Personal Care Products in Recycled Water?
Recycled irrigation water used for golf courses, parks, and other landscapes may contain small amounts pharmaceutical and personal care products. A two-year, field study demonstrated the ability of golf course fairway grasses to breakdown contaminants and prevents them from reaching groundwater.
scarcity of potable water in arid and semiarid environments has led to the
wider use of recycled water for irrigating golf courses, parks, and other
landscape areas. One concern using recycled water for irrigation has been the
presence of pharmaceutical and personal care products in water that may percolate
below the root zone of grasses; however, very few multiyear field studies are
available in the scientific literature.
Recycled wastewater from treatment facilities contains a wide range of pharmaceutical and personal care products. Although concentrations are extremely low, typically in parts per trillion, researchers investigated the fate of products found in recycled irrigation water applied to golf course fairways.
Recently, the Journal of Environmental Quality published a two-year field study that
assessed 13 pharmaceutical products in recycled irrigation water applied to the
fairways of four golf courses in the southwestern United States. The project,
initiated by the Northern California Golf Association and partially funded by
the USGA, demonstrates the ability of golf course grasses to breakdown an array
of pharmaceutical and personal care products.
golf course sites varied by climate and soil type but were similar regarding
turfgrass management. The results showed the presence of at least one
pharmaceutical compound in nearly all samples collected, although
concentrations were substantially lower after moving through the turf and soil.
The percent reduction for products in drainage water was 100% in 22 of 52
cases, 98 to 100% in 27 of 52 cases, and 73 to 94% in 3 of 52 cases (a case defined
as a specific compound measured at a specific site). Three of the 13 compounds
tested were the most commonly found in drainage water, representing nearly 80%
of all reportable detections. The amount migrating below the root zone was less
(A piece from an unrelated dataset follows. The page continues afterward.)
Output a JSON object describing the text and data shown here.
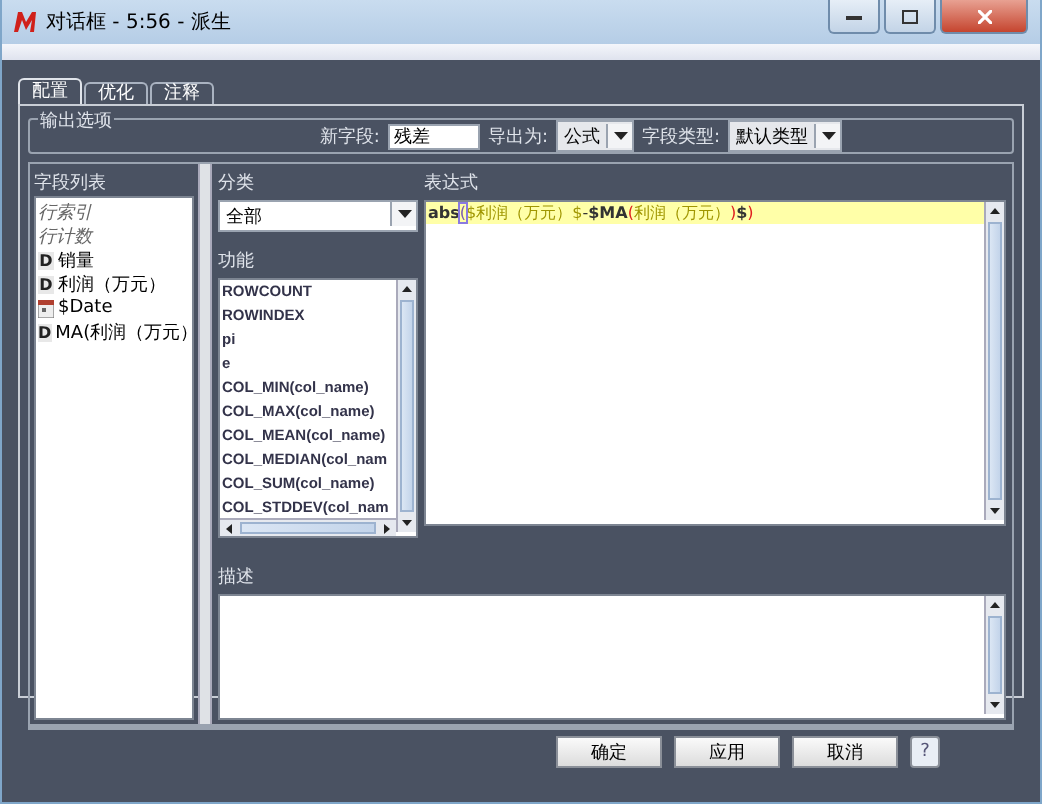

than 0.0036 ounces per acre (<250 mg ha−1) for all compounds. This
is roughly a single pill spread out over an entire football field. The field studies
demonstrate the ability of golf course
fairway grasses to breakdown contaminants
and prevent them from reaching groundwater.
Monitoring of Pharmaceutical Compounds Applied to Active Golf Courses by
pharmaceuticals, personal care products, and endocrine-disrupting compounds by
golf courses using reuse water
Leaching of Pharmaceuticals and Personal Care Products in Turfgrass Soils
during Recycled Water Irrigation
Using recycled water at your course: Assessing the fate of personal care
products, pharmaceuticals, and endocrine disrupting compounds
transport of thirteen pharmaceutical and personal care products in a controlled
irrigated turfgrass system
Acknowledgements: This research was supported by Water Environment Research Foundation and
the Water Reuse Research Foundation, with additional funding provided by 28
water or sanitation agencies, and other interested agencies or organizations,
including the USGA.